    Who’s fault is this? Actually its fight against awareness and ignorance. Most of movements are supervised by Nawabs. They know that if other communities will interact with baloch people they will get enlightened and demand more for their rights…. They want baloch people, to be alienated from other world. They don’t want schools, collleges, bank or any other facility in their local areas. They want to keep total blackout in their territories…..
    Destroying Nawabi system in Balochistan is the only solution to this problem or oblige Nawabs with huge money so that they stop doing this for some time…. but it will only be for a short period of time… it would not be a permanent solution.

  10. Rashid Aurakzai

    Bugti was always Islamabad’s man. Why him too?

    Stop pitching Pakthoons against Balochs. They have been living in peace for centuries.

    More than 50% of Balochistan’s used to be taken by non-Balochistan ethnicities. As an example, Iftikhar Chaudry of Quetta is using Balochistan’s quota for himself as well as his children.

    And why are we concerned with Baloch Sardari System only when justifying military action. If its people are doing well with status quo, why should Islamabad spread chaos. Wasn’t it easy for Isloo to have peaceful Dera under Nawab, than now when it’s a battle field for ecessionist Gorillas.

    They have right to preserve and live by their customs, tradition and way of life since We have failed to integrate them in our national sphere. Islamabad has exploited the system as long as it has served its purpose.

    Has Islamabad ensured standard education in Gov Primary School Bara Kahu, before its concerns for Dera Bugti.

    Give them Control over their resources. It’s their right by any definition.

    Pakistan has now five sons, Punjab, Sindh, KPK, Baochistan and Gilgit Baltistan. Why should you keep them in a combined family where the rich Sindh or Balochistan with few children has to sacrify for the children of its big brother Punjab, only because it has many.

    Why not let each live happy with its income and problems. Let’s not make one pay for others headache.

  11. YLH

    Mr Aurakzai…you cannot use a national/ethnic demand and hope to derive a territorial advantage.

    Balochistan’s resources within the federation should be for all Balochistanis not just the Baloch or the Pushtuns.
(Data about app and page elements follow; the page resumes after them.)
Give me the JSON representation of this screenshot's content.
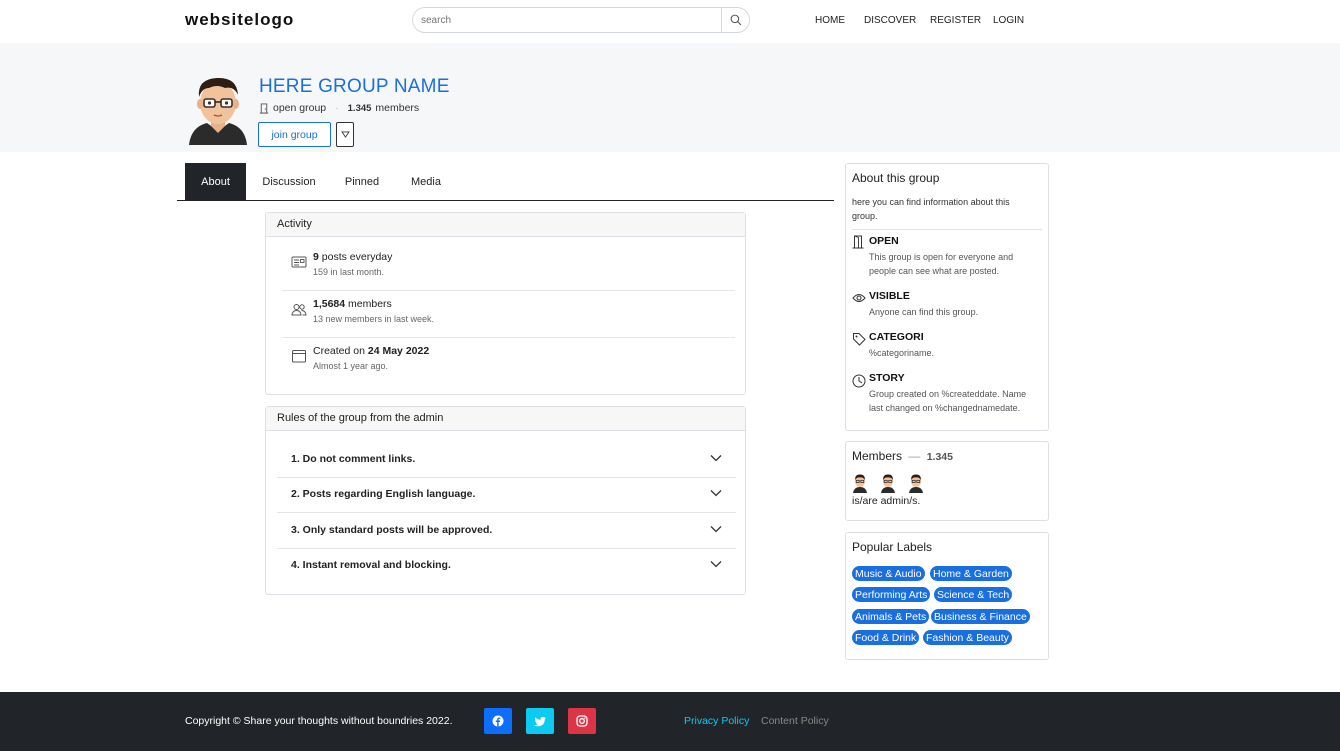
{
  "header": {
    "logo": "websitelogo",
    "search_placeholder": "search",
    "nav": [
      "HOME",
      "DISCOVER",
      "REGISTER",
      "LOGIN"
    ]
  },
  "group": {
    "name": "HERE GROUP NAME",
    "type": "open group",
    "members_count": "1.345",
    "members_label": "members",
    "join_label": "join group"
  },
  "tabs": [
    "About",
    "Discussion",
    "Pinned",
    "Media"
  ],
  "activity": {
    "title": "Activity",
    "posts_count": "9",
    "posts_label": "posts everyday",
    "posts_sub": "159 in last month.",
    "members_count": "1,5684",
    "members_label": "members",
    "members_sub": "13 new members in last week.",
    "created_prefix": "Created on",
    "created_date": "24 May 2022",
    "created_sub": "Almost 1 year ago."
  },
  "rules": {
    "title": "Rules of the group from the admin",
    "items": [
      "1. Do not comment links.",
      "2. Posts regarding English language.",
      "3. Only standard posts will be approved.",
      "4. Instant removal and blocking."
    ]
  },
  "about": {
    "title": "About this group",
    "intro": "here you can find information about this group.",
    "open_title": "OPEN",
    "open_desc": "This group is open for everyone and people can see what are posted.",
    "visible_title": "VISIBLE",
    "visible_desc": "Anyone can find this group.",
    "category_title": "CATEGORI",
    "category_desc": "%categoriname.",
    "story_title": "STORY",
    "story_desc": "Group created on %createddate. Name last changed on %changednamedate."
  },
  "members_box": {
    "title": "Members",
    "dash": "—",
    "count": "1.345",
    "admin_note": "is/are admin/s."
  },
  "labels": {
    "title": "Popular Labels",
    "items": [
      "Music & Audio",
      "Home & Garden",
      "Performing Arts",
      "Science & Tech",
      "Animals & Pets",
      "Business & Finance",
      "Food & Drink",
      "Fashion & Beauty"
    ]
  },
  "footer": {
    "copyright": "Copyright © Share your thoughts without boundries 2022.",
    "privacy": "Privacy Policy",
    "content": "Content Policy"
  },
  "colors": {
    "accent": "#1a6fe0",
    "dark": "#212529",
    "facebook": "#0d6efd",
    "twitter": "#0dcaf0",
    "instagram": "#dc3545"
  },
  "icons": [
    "search-icon",
    "door-icon",
    "newspaper-icon",
    "people-icon",
    "calendar-icon",
    "eye-icon",
    "tag-icon",
    "clock-icon",
    "chevron-down-icon",
    "facebook-icon",
    "twitter-icon",
    "instagram-icon"
  ]
}
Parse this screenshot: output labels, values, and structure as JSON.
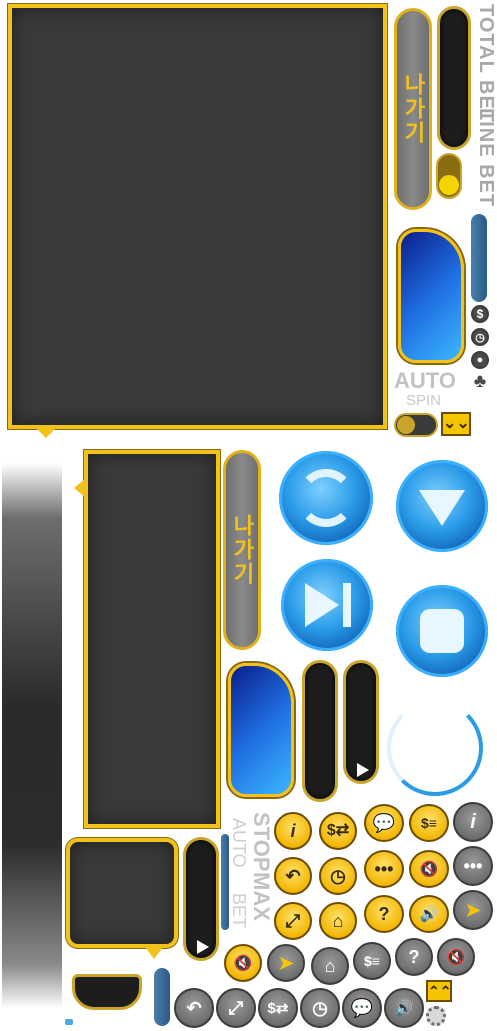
{
  "atlas": {
    "exit_label": "나가기",
    "total_bet_label": "TOTAL BET",
    "line_bet_label": "LINE BET",
    "auto_label": "AUTO",
    "spin_label": "SPIN",
    "stop_label": "STOP",
    "max_label": "MAX",
    "auto_label_small": "AUTO",
    "bet_label": "BET"
  },
  "colors": {
    "gold": "#f2c21b",
    "panel_dark": "#3a3a3a",
    "blue": "#2a9be8",
    "gray": "#7a7a7a"
  },
  "icons": {
    "side_icons": [
      "dollar-icon",
      "clock-icon",
      "user-icon",
      "club-icon"
    ],
    "gold_buttons": [
      "info-icon",
      "coin-swap-icon",
      "chat-icon",
      "paytable-icon",
      "back-icon",
      "history-icon",
      "more-icon",
      "mute-icon",
      "fullscreen-icon",
      "home-icon",
      "help-icon",
      "sound-icon"
    ],
    "gray_buttons": [
      "info-icon",
      "more-icon",
      "gold-arrow-icon",
      "mute-icon",
      "home-icon",
      "paytable-icon",
      "help-icon",
      "mute-icon",
      "back-icon",
      "fullscreen-icon",
      "coin-swap-icon",
      "history-icon",
      "chat-icon",
      "sound-icon"
    ]
  }
}
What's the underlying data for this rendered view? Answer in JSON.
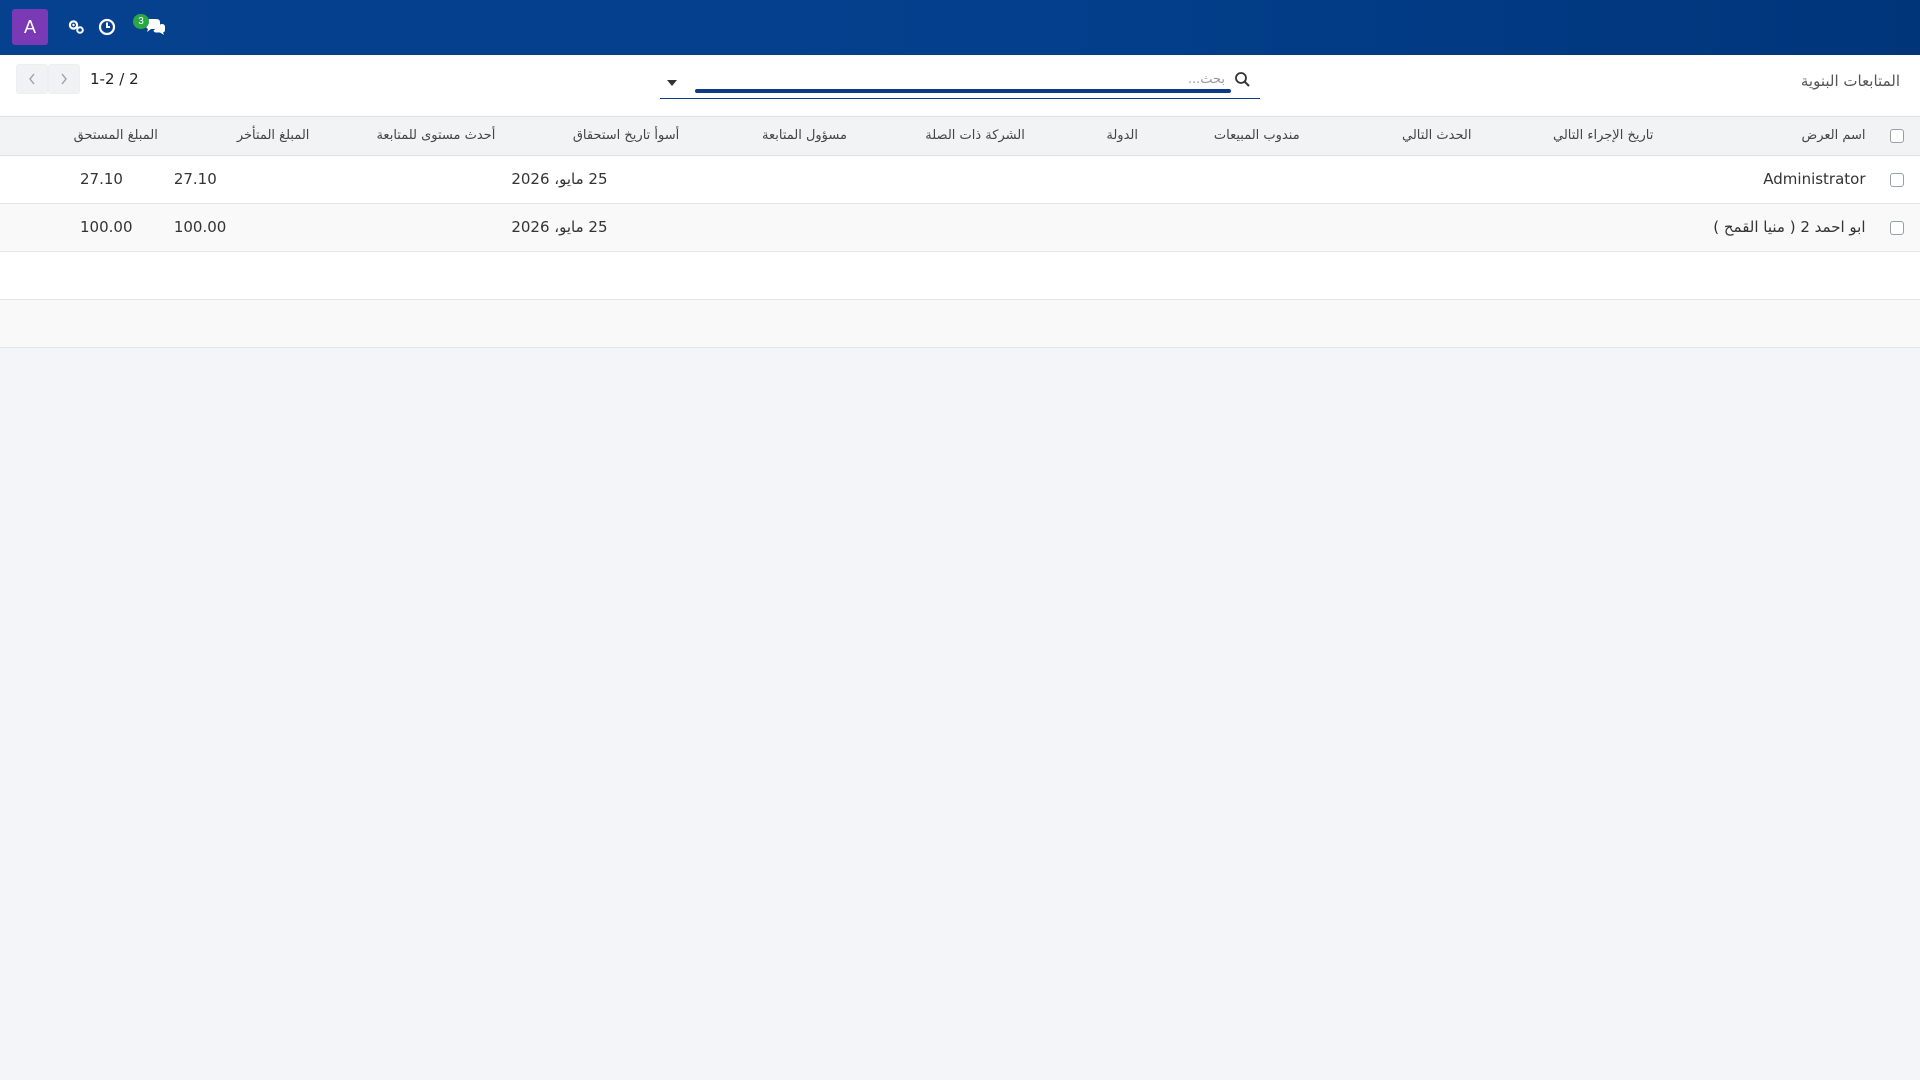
{
  "navbar": {
    "avatar_letter": "A",
    "badge_count": "3",
    "icons": [
      "avatar",
      "settings-gears-icon",
      "clock-icon",
      "chat-icon"
    ]
  },
  "control_panel": {
    "breadcrumb": "المتابعات البنوية",
    "search_placeholder": "بحث...",
    "pager_value": "1-2 / 2"
  },
  "table": {
    "columns": [
      "اسم العرض",
      "تاريخ الإجراء التالي",
      "الحدث التالي",
      "مندوب المبيعات",
      "الدولة",
      "الشركة ذات الصلة",
      "مسؤول المتابعة",
      "أسوأ تاريخ استحقاق",
      "أحدث مستوى للمتابعة",
      "المبلغ المتأخر",
      "المبلغ المستحق"
    ],
    "rows": [
      {
        "display_name": "Administrator",
        "worst_due_date": "25 مايو، 2026",
        "overdue_amount": "27.10",
        "due_amount": "27.10"
      },
      {
        "display_name": "ابو احمد 2 ( منيا القمح )",
        "worst_due_date": "25 مايو، 2026",
        "overdue_amount": "100.00",
        "due_amount": "100.00"
      }
    ]
  },
  "colors": {
    "navbar": "#06418f",
    "avatar": "#7a3ab5",
    "badge": "#28a745"
  }
}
By Balochistanis I mean residents of the province of Balochistan regardless of their religion, caste or creed.

    *** This Message Has Been Sent Using BlackBerry Internet Service from Mobilink ***

  12. Vishnugupta

    I hope the lot of you here including Ejaz, realize that you lack any sense of irony. Let us forget India, for now, and let’s turn our ironic gaze towards the situation in Pakistan. Whence the talk of land reforms and governance in Balochistan, when the rest of Pakistan is no different? When there is no attempt to tax the wealthy in Pakistan, whence the talk of reforming the revenue administration of Balochistan? And as for affirmative action, Pakistan would do well to implement it.